From Longman Dictionary of Contemporary Englishequatione‧qua‧tion /ɪˈkweɪʒən/ ●●○ AWL noun 1 [countable]HM a statement in mathematics that shows that two amounts or totals are equal → algebra In the equation 2x + 1 = 7, what is x?2 [countable usually singular]EFFECT/INFLUENCE the set of different facts, ideas, or people that all affect a situation and must be considered together The tourist industry forms a crucial part of the region’s economic equation. The question of cost has now entered the equation.3 [singular]SAME when you consider that two things are similar or connected the equation of violence with powerCOLLOCATIONS – Meaning 1: a statement in mathematics that shows that two amounts or totals are equalverbssolve an equationFor homework, solve the equations on page 56.work out an equationI spent over an hour trying to work out the equation.adjectivesa mathematical equationa set of mathematical equationsa quadratic equation (=one that involves an unknown quantity that is multiplied by itself)phrasesa side of an equation (=the letters and numbers on one side of an equals sign)Find the square root of both sides of the equation.the left-hand/right-hand side of an equationAdd up what you've got on the right-hand side of the equation.
COLLOCATIONS – Meaning 2: the set of different facts, ideas, or people that all affect a situation and must be considered togetheradjectivesa complex equationNew factors are beginning to affect what is an already complex equation.verbssomething enters/comes into the equation (=something begins to have an effect)Consumer confidence also enters the equation.bring something into the equation (=introduce a new idea for people to consider )It all becomes more complicated once you bring money into the equation.phrasesa part of the equationThe tourist industry is a crucial part of the country’s overall economic equation.a side of an equationWe need to discuss the financial side of the equation.

Examples from the Corpus
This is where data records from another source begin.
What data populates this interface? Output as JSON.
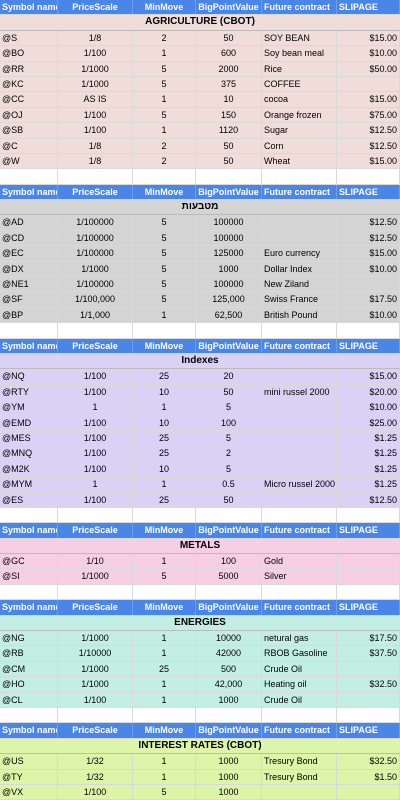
{
  "headers": [
    "Symbol name",
    "PriceScale",
    "MinMove",
    "BigPointValue",
    "Future contract",
    "SLIPAGE"
  ],
  "sections": [
    {
      "title": "AGRICULTURE (CBOT)",
      "title_color": "#f0ddd9",
      "row_color": "#f0ddd9",
      "rows": [
        [
          "@S",
          "1/8",
          "2",
          "50",
          "SOY BEAN",
          "$15.00"
        ],
        [
          "@BO",
          "1/100",
          "1",
          "600",
          "Soy bean meal",
          "$10.00"
        ],
        [
          "@RR",
          "1/1000",
          "5",
          "2000",
          "Rice",
          "$50.00"
        ],
        [
          "@KC",
          "1/1000",
          "5",
          "375",
          "COFFEE",
          ""
        ],
        [
          "@CC",
          "AS IS",
          "1",
          "10",
          "cocoa",
          "$15.00"
        ],
        [
          "@OJ",
          "1/100",
          "5",
          "150",
          "Orange frozen",
          "$75.00"
        ],
        [
          "@SB",
          "1/100",
          "1",
          "1120",
          "Sugar",
          "$12.50"
        ],
        [
          "@C",
          "1/8",
          "2",
          "50",
          "Corn",
          "$12.50"
        ],
        [
          "@W",
          "1/8",
          "2",
          "50",
          "Wheat",
          "$15.00"
        ]
      ]
    },
    {
      "title": "מטבעות",
      "title_color": "#d4d4d4",
      "row_color": "#d4d4d4",
      "rows": [
        [
          "@AD",
          "1/100000",
          "5",
          "100000",
          "",
          "$12.50"
        ],
        [
          "@CD",
          "1/100000",
          "5",
          "100000",
          "",
          "$12.50"
        ],
        [
          "@EC",
          "1/100000",
          "5",
          "125000",
          "Euro currency",
          "$15.00"
        ],
        [
          "@DX",
          "1/1000",
          "5",
          "1000",
          "Dollar Index",
          "$10.00"
        ],
        [
          "@NE1",
          "1/100000",
          "5",
          "100000",
          "New Ziland",
          ""
        ],
        [
          "@SF",
          "1/100,000",
          "5",
          "125,000",
          "Swiss France",
          "$17.50"
        ],
        [
          "@BP",
          "1/1,000",
          "1",
          "62,500",
          "British Pound",
          "$10.00"
        ]
      ]
    },
    {
      "title": "Indexes",
      "title_color": "#d9d2f5",
      "row_color": "#d9d2f5",
      "rows": [
        [
          "@NQ",
          "1/100",
          "25",
          "20",
          "",
          "$15.00"
        ],
        [
          "@RTY",
          "1/100",
          "10",
          "50",
          "mini russel 2000",
          "$20.00"
        ],
        [
          "@YM",
          "1",
          "1",
          "5",
          "",
          "$10.00"
        ],
        [
          "@EMD",
          "1/100",
          "10",
          "100",
          "",
          "$25.00"
        ],
        [
          "@MES",
          "1/100",
          "25",
          "5",
          "",
          "$1.25"
        ],
        [
          "@MNQ",
          "1/100",
          "25",
          "2",
          "",
          "$1.25"
        ],
        [
          "@M2K",
          "1/100",
          "10",
          "5",
          "",
          "$1.25"
        ],
        [
          "@MYM",
          "1",
          "1",
          "0.5",
          "Micro russel 2000",
          "$1.25"
        ],
        [
          "@ES",
          "1/100",
          "25",
          "50",
          "",
          "$12.50"
        ]
      ]
    },
    {
      "title": "METALS",
      "title_color": "#f7cfe5",
      "row_color": "#f7cfe5",
      "rows": [
        [
          "@GC",
          "1/10",
          "1",
          "100",
          "Gold",
          ""
        ],
        [
          "@SI",
          "1/1000",
          "5",
          "5000",
          "Silver",
          ""
        ]
      ]
    },
    {
      "title": "ENERGIES",
      "title_color": "#c3efe3",
      "row_color": "#c3efe3",
      "rows": [
        [
          "@NG",
          "1/1000",
          "1",
          "10000",
          "netural gas",
          "$17.50"
        ],
        [
          "@RB",
          "1/10000",
          "1",
          "42000",
          "RBOB Gasoline",
          "$37.50"
        ],
        [
          "@CM",
          "1/1000",
          "25",
          "500",
          "Crude Oil",
          ""
        ],
        [
          "@HO",
          "1/1000",
          "1",
          "42,000",
          "Heating oil",
          "$32.50"
        ],
        [
          "@CL",
          "1/100",
          "1",
          "1000",
          "Crude Oil",
          ""
        ]
      ]
    },
    {
      "title": "INTEREST RATES (CBOT)",
      "title_color": "#dcf5a8",
      "row_color": "#dcf5a8",
      "rows": [
        [
          "@US",
          "1/32",
          "1",
          "1000",
          "Tresury Bond",
          "$32.50"
        ],
        [
          "@TY",
          "1/32",
          "1",
          "1000",
          "Tresury Bond",
          "$1.50"
        ],
        [
          "@VX",
          "1/100",
          "5",
          "1000",
          "",
          ""
        ]
      ]
    }
  ]
}
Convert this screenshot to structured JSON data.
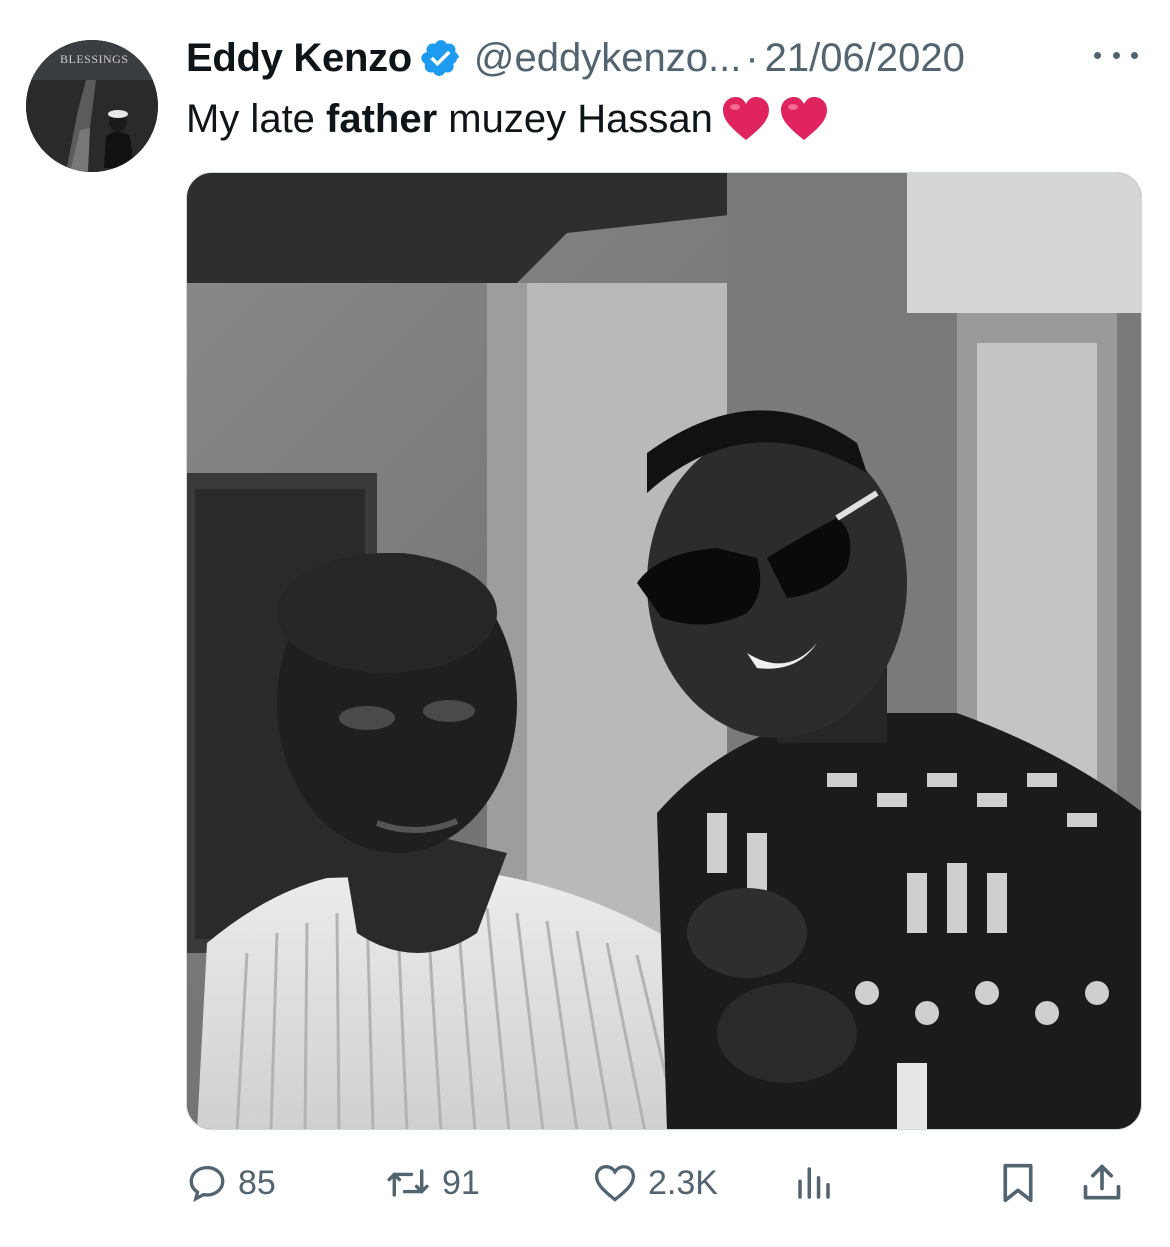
{
  "tweet": {
    "author": {
      "display_name": "Eddy Kenzo",
      "handle": "@eddykenzo...",
      "verified": true,
      "avatar_text": "BLESSINGS"
    },
    "separator": "·",
    "date": "21/06/2020",
    "text": {
      "before": "My late ",
      "bold": "father",
      "after": " muzey Hassan",
      "emoji": [
        "heart",
        "heart"
      ]
    },
    "stats": {
      "replies": "85",
      "reposts": "91",
      "likes": "2.3K"
    }
  },
  "icons": {
    "more": "more-dots-icon",
    "verified": "verified-badge-icon",
    "reply": "reply-bubble-icon",
    "repost": "repost-icon",
    "like": "heart-outline-icon",
    "views": "views-bar-chart-icon",
    "bookmark": "bookmark-icon",
    "share": "share-upload-icon"
  },
  "colors": {
    "text_primary": "#0f1419",
    "text_secondary": "#536471",
    "verified_blue": "#1d9bf0",
    "heart_red": "#e0245e"
  }
}
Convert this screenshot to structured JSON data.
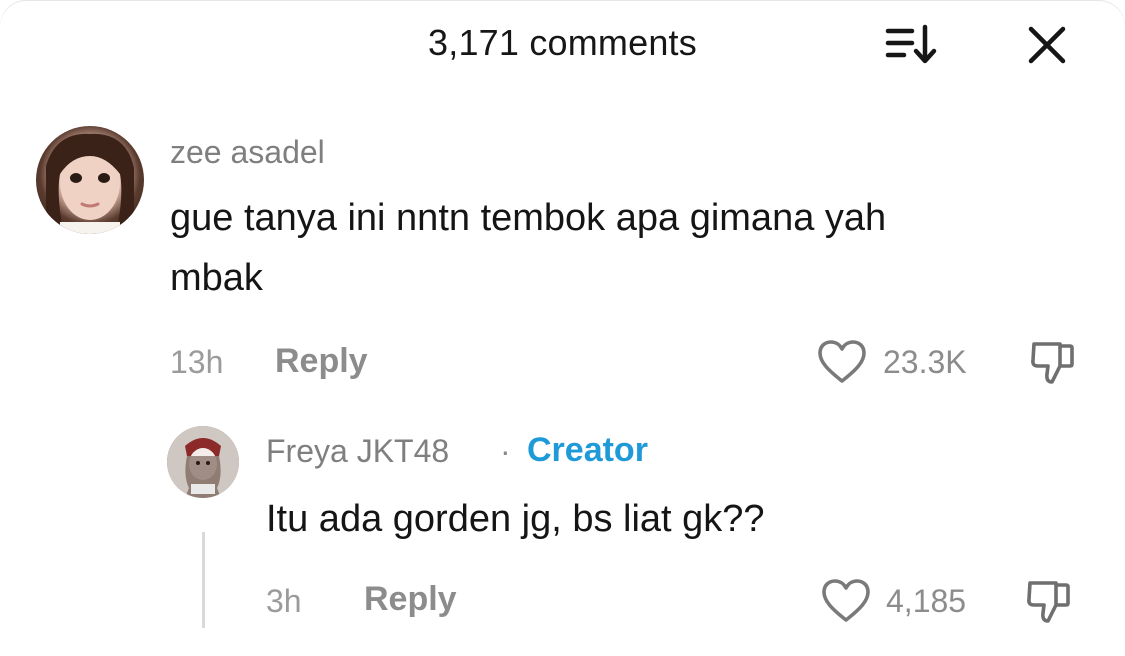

equation• The restrictions generated by rational expectations models are very often non-linear and are also imposed across equations rather than in a single equation.• Some of the math is quite sophisticated, using differential equations, linear algebra, and covariance matrices.• A daring proposal was made to reconcile the continuity of the Schrödinger equation with the discontinuity of empirical experience.• My equations were visual and phonetic.• Mathematicians scribble equations on blackboards and program supercomputers to make the billions of calculations needed to break a tough code.• From the production and factor supply equations, we obtain the basic growth equation.• If you're trying to get healthy by losing weight, exercise should be part of the equation.• The equations preceded the actual observations.• What A Present View forces us to do is to reconsider a traditional equation between humanism and liberalism.part of ... equation• The first part of the equation was relatively successful.• Without this human part of the equation then the multitude would not have satisfied.• But we can see them for what they are, which is part of the equation, not the equation itself.• Bees are a reminder that individuals are just part of the evolutionary equation.• High taxes and increased demand represent just part of the equation establishing the retail price of gas, however.• Francis Lee: ready to help Manchester City - but current chairman Swales is not part of the equation.• Scientific evidence is only part of the equation.From Longman Business Dictionaryequatione‧qua‧tion /ɪˈkweɪʒən/ noun [countable] a statement in mathematics, showing that two quantities are equal → accounting equation